In Louisiana, I asked a constable for directions. About a mile and a half later, there was a bustling country café and I figured it was a good time for lunch. Inside, there was that constable by himself at a table. He asked me to join him. We chatted and he got very enthused about what I was doing. Caught up in the moment, he asked me at one point, “Where do you sleep at night?” Then he caught himself and said, “Ooo, maybe you better not tell me that.” I laughed and said, “Constable, I’ll tell you this: I don’t violate any ‘No Trespassing’ signs and I don’t climb any fences.” With a look of cheery satisfaction he said, “That’s good enough for me.”
I remember all the hardships, the fears, the times I was at the beginning of real hunger – and how the real thing takes over and dominates you (Go about 36 hours without eating and it becomes a gnawing, hammering, desperate need – not the sedate feeling of not being full we usually mean when we say we are hungry.) What stays with me most is the pure joy of freedom and discovery, the goodness of almost all the people I met, and the hunger for simplicity and meaning, the craving for simple fellowship and joy in the midst of this predatory, artificial culture of false gods we have mounted. I came away with the conviction that when real hard times come, not only will millions rise to the occasion, they will rejoice in the opportunity to work together in forming anew a culture of life, laughter and love.

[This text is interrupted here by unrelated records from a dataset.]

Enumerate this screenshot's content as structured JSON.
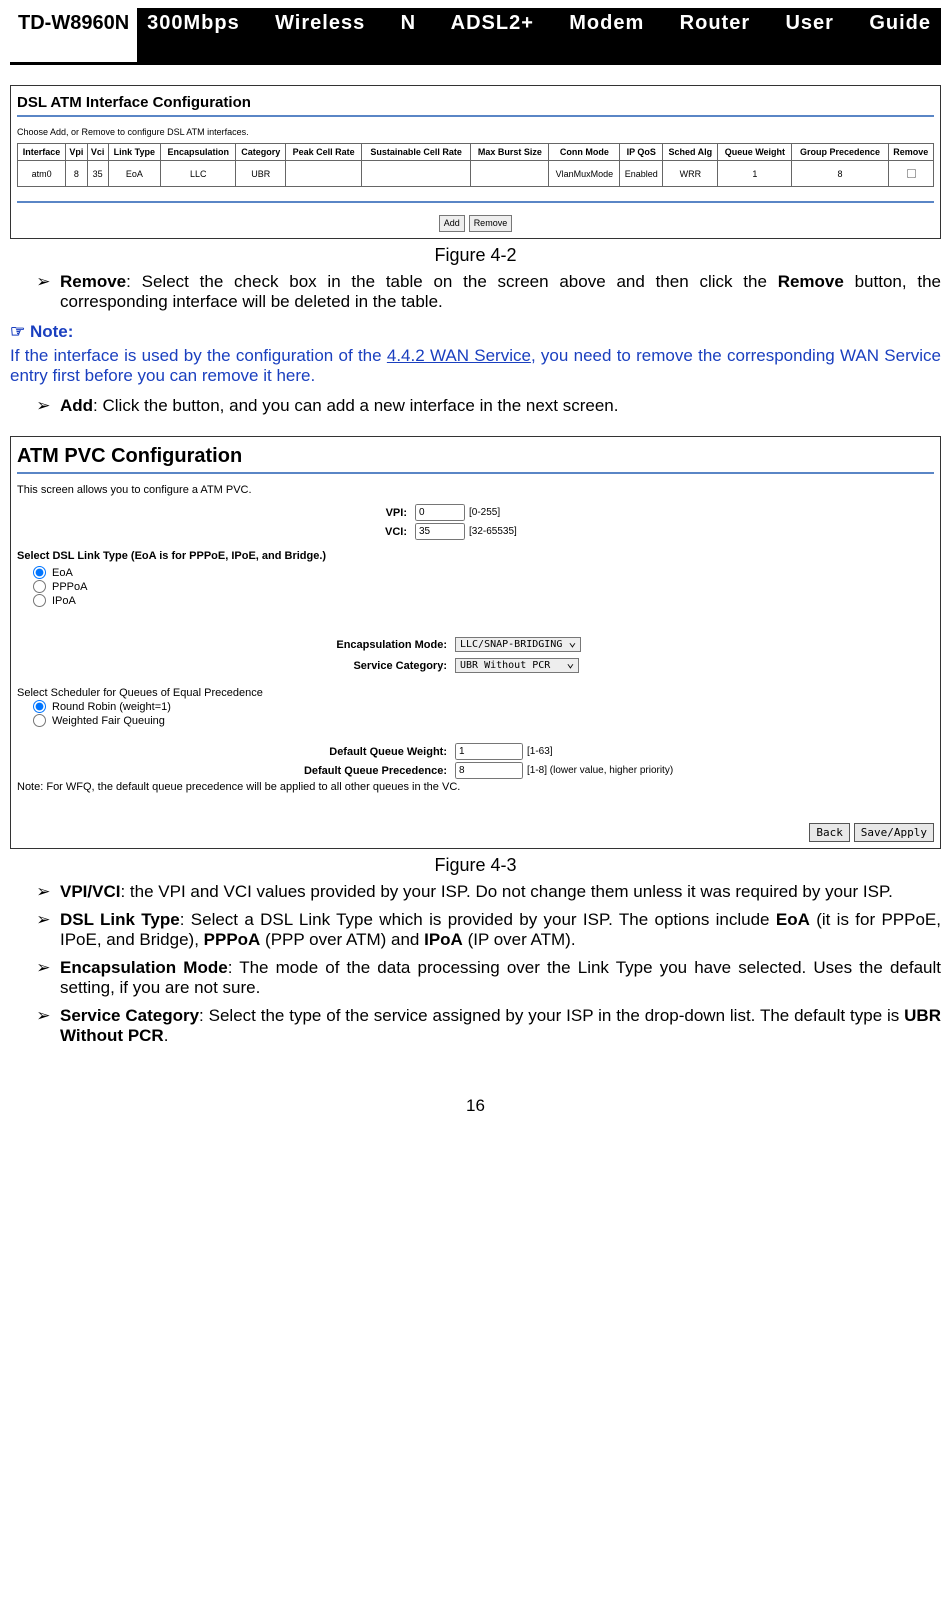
{
  "header": {
    "model": "TD-W8960N",
    "title": "300Mbps Wireless N ADSL2+ Modem Router User Guide"
  },
  "fig1": {
    "title": "DSL ATM Interface Configuration",
    "instr": "Choose Add, or Remove to configure DSL ATM interfaces.",
    "cols": [
      "Interface",
      "Vpi",
      "Vci",
      "Link Type",
      "Encapsulation",
      "Category",
      "Peak Cell Rate",
      "Sustainable Cell Rate",
      "Max Burst Size",
      "Conn Mode",
      "IP QoS",
      "Sched Alg",
      "Queue Weight",
      "Group Precedence",
      "Remove"
    ],
    "row": [
      "atm0",
      "8",
      "35",
      "EoA",
      "LLC",
      "UBR",
      "",
      "",
      "",
      "VlanMuxMode",
      "Enabled",
      "WRR",
      "1",
      "8",
      ""
    ],
    "add": "Add",
    "remove": "Remove",
    "caption": "Figure 4-2"
  },
  "bullets1": [
    {
      "b": "Remove",
      "t": ": Select the check box in the table on the screen above and then click the ",
      "b2": "Remove",
      "t2": " button, the corresponding interface will be deleted in the table."
    }
  ],
  "note": {
    "head": "☞ Note:",
    "pre": "If the interface is used by the configuration of the ",
    "link": "4.4.2 WAN Service",
    "post": ", you need to remove the corresponding WAN Service entry first before you can remove it here."
  },
  "bullets2": [
    {
      "b": "Add",
      "t": ": Click the button, and you can add a new interface in the next screen."
    }
  ],
  "fig2": {
    "title": "ATM PVC Configuration",
    "intro": "This screen allows you to configure a ATM PVC.",
    "vpi_lbl": "VPI:",
    "vpi_val": "0",
    "vpi_range": "[0-255]",
    "vci_lbl": "VCI:",
    "vci_val": "35",
    "vci_range": "[32-65535]",
    "linktype_head": "Select DSL Link Type (EoA is for PPPoE, IPoE, and Bridge.)",
    "opt_eoa": "EoA",
    "opt_pppoa": "PPPoA",
    "opt_ipoa": "IPoA",
    "encap_lbl": "Encapsulation Mode:",
    "encap_val": "LLC/SNAP-BRIDGING",
    "svc_lbl": "Service Category:",
    "svc_val": "UBR Without PCR",
    "sched_head": "Select Scheduler for Queues of Equal Precedence",
    "opt_rr": "Round Robin (weight=1)",
    "opt_wfq": "Weighted Fair Queuing",
    "qw_lbl": "Default Queue Weight:",
    "qw_val": "1",
    "qw_range": "[1-63]",
    "qp_lbl": "Default Queue Precedence:",
    "qp_val": "8",
    "qp_range": "[1-8] (lower value, higher priority)",
    "wfq_note": "Note: For WFQ, the default queue precedence will be applied to all other queues in the VC.",
    "back": "Back",
    "save": "Save/Apply",
    "caption": "Figure 4-3"
  },
  "bullets3": [
    {
      "b": "VPI/VCI",
      "t": ": the VPI and VCI values provided by your ISP. Do not change them unless it was required by your ISP."
    },
    {
      "b": "DSL Link Type",
      "t": ": Select a DSL Link Type which is provided by your ISP. The options include ",
      "b2": "EoA",
      "t2": " (it is for PPPoE, IPoE, and Bridge), ",
      "b3": "PPPoA",
      "t3": " (PPP over ATM) and ",
      "b4": "IPoA",
      "t4": " (IP over ATM)."
    },
    {
      "b": "Encapsulation Mode",
      "t": ": The mode of the data processing over the Link Type you have selected. Uses the default setting, if you are not sure."
    },
    {
      "b": "Service Category",
      "t": ": Select the type of the service assigned by your ISP in the drop-down list. The default type is ",
      "b2": "UBR Without PCR",
      "t2": "."
    }
  ],
  "page": "16"
}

Ten years later, the whole world is nervously preparing for a great journey into the unknown. Some of your fears will come to fruition. But you will be surprised by great joy in the midst of all the trials you undergo – and the depth of real fellowship with the people you help and that you accept help from. My journey was full of unexpected zigs, zags and a few interruptions. I knew from the start my ultimate destination was Mt. Meeker in Colorado, but only had a vague idea of exactly how I was going to get there. I focused on the day before me and put a priority on chatting and visiting with the people I met along my way. I didn’t know for sure how long it was going to take – just that I would keep going until I got there.
People are deeply worried about the trials and vicissitudes ahead. You have good reason to be so. But I tell you, you have the unfathomable joy of renewal and fellowship ahead you. I know. I began my dress rehearsal for these times ten years ago today. It was hard, but it was the most gloriously joyful time of my life, the time that renewed my faith in the simple goodness of most people. Prepare for trial and joy, firmly yoked together as we enter this time of great and complete renewal. Our destination is the Triumph of the Immaculate Heart. I don’t know exactly how we are going to get there, just that we are. Relish each step of the journey with the joy and anticipation of a child on Christmas Eve.
The video of my talk in Philadelphia (actually Cherry Hill, NJ – part of the Philadelphia metropolitan area) is now up on the CORAC website. I had just gotten over a cold, so I am a bit annoyed at how often I was sniffling. I was not as focused as I would have liked to have been, but I was deeply heartened by the seriousness and the generosity of spirit of this group of volunteers during the Q and A portion. We have a good group of people gearing up.